Is e-filing really a much better way to record your taxes?
Americans and the IRS may not agree on everything, but they’re largely on precisely the same page when it comes to e-filing individual income tax returns.
Nearly all individual income tax returns filed to the IRS are e-filed.
If you e-file your federal income tax return, you save the IRS money because its employees do not have to spend time manually processing your return. And in return, you can find any refund you’re owed quicker, particularly if you have it directly deposited into your bank accounts.
However, what about safety? And can digital filing really provide you access to all of the forms that you may need if you have a complex tax situation? Are there ever situations when you can not e-file? Let us look at the benefits of e-filing, and whether it may be the best filing option for your needs.
If you are Considering e-filing, some of the advantages include:
- Quick affirmation your forms have been received: The IRS will affirm a tax filing was received within one day of digital submission. For paper filers, the IRS does not send any acknowledgment that your forms have arrived .
Timely refunds: When you submit a paper filing, it can take six to eight months to receive a tax refund. With e-filing, you’ll receive your money in three weeks or less. Choosing direct deposit may also speed up the refund procedure.
Reduced likelihood of mistakes: According to the IRS, there’s around a 1 percent error rate on e-filed yields, compared with a 20% speed of errors on paper filings. The IRS also provides more information on issues discovered on e-filed yields compared with paper returns.
Easy payment process: If you owe the IRS money, it’s easier to pay at your advantage when you e-file. It’s possible to submit returns early and pay afterwards if necessary, as long as you pay by the April 15 filing deadline. And you can schedule electronic money transfers to easily send the IRS what you owe on a date of your choosing — again, as long as the IRS receives your payment by Tax Day. You also have the option to pay your balance by making use of the IRS Direct pay service from your checking or savings account, submitting a credit card through a payment processor for a fee, or paying by check or money order. Just be aware delaying payment following the filing due date (typically April 15) will result in penalties and interest.
Digital storage of taxation information: Submitting returns electronically implies there’s a digital backup of your tax documents. So if something happens to your paperwork, then you’ll have a digital backup.
The good news: Most taxpayers do decide to e-file and find those advantages — and the practice of doing this is simple.
How to e-file a tax return?
You have four choices for filing an electronically filed tax return to the IRS.
The forms do the math for you and provide basic guidance. You can simply do your federal return with these kinds.
Employing online tax prep software is far and away the preferred approach of the majority of taxpayers. Actually, the IRS says it expected over four in five tax returns to be filed through tax return prep program.
Is e-filing really secure?
While e-filing is suitable, you could worry about safety — especially with so many data breaches.
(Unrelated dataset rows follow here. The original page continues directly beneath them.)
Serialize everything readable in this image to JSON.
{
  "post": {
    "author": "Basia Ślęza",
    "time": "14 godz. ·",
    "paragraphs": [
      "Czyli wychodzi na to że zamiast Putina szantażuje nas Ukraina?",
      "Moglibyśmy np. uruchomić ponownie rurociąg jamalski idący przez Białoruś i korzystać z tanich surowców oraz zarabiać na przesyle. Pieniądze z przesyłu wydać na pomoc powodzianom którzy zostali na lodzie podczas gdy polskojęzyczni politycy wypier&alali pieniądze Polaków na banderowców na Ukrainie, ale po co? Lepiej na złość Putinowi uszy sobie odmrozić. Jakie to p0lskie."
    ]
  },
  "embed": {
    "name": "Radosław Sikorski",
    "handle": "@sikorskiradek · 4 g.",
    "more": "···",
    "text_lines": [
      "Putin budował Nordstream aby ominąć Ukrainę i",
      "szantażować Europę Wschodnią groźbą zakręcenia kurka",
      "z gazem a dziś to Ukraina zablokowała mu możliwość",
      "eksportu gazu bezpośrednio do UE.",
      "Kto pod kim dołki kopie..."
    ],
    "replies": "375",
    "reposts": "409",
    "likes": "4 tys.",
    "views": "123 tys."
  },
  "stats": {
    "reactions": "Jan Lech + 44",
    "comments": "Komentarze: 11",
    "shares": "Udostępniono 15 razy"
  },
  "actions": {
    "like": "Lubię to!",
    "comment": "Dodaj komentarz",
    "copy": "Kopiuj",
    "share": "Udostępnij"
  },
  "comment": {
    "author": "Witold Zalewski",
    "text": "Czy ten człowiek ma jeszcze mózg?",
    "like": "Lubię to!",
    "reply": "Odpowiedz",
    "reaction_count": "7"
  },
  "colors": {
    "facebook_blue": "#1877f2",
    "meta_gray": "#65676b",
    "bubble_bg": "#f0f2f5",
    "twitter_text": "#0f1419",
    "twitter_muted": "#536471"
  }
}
But experts agree that this isn’t an issue which should deter you from e-filing.
“E-filing a tax return has turned out to be a very secure way to file your taxes,” states Scott Grissom, vice president of product leadership, advertising and revenue at LegalShield. “In fact, it can be more secure than paper filing as you’re sending your private information through an encrypted system rather than exposing your information in the mail.”
Dennis Chow, vice president of data security at SCIS Security, clarifies the IRS has put safety measures in place to keep your information secure. “Vendors typically utilize IRS specific APIs that need ab sessions,” Chow says. “All of this is routed over TLS encrypted connections”
It’s important to employ a trustworthy service that will help you file your taxes. Chow advises not to e-file on a public computer or utilize an internet connection which isn’t confidential.
For most taxpayers, it makes sense to e-file a return because it’s the most convenient way to file your tax information to the IRS and it allows for timely refunds and easy payment choices. Just be sure to use tax preparation software from a dependable source, so that you may make certain the information you supply to transmit to the IRS will be kept protected.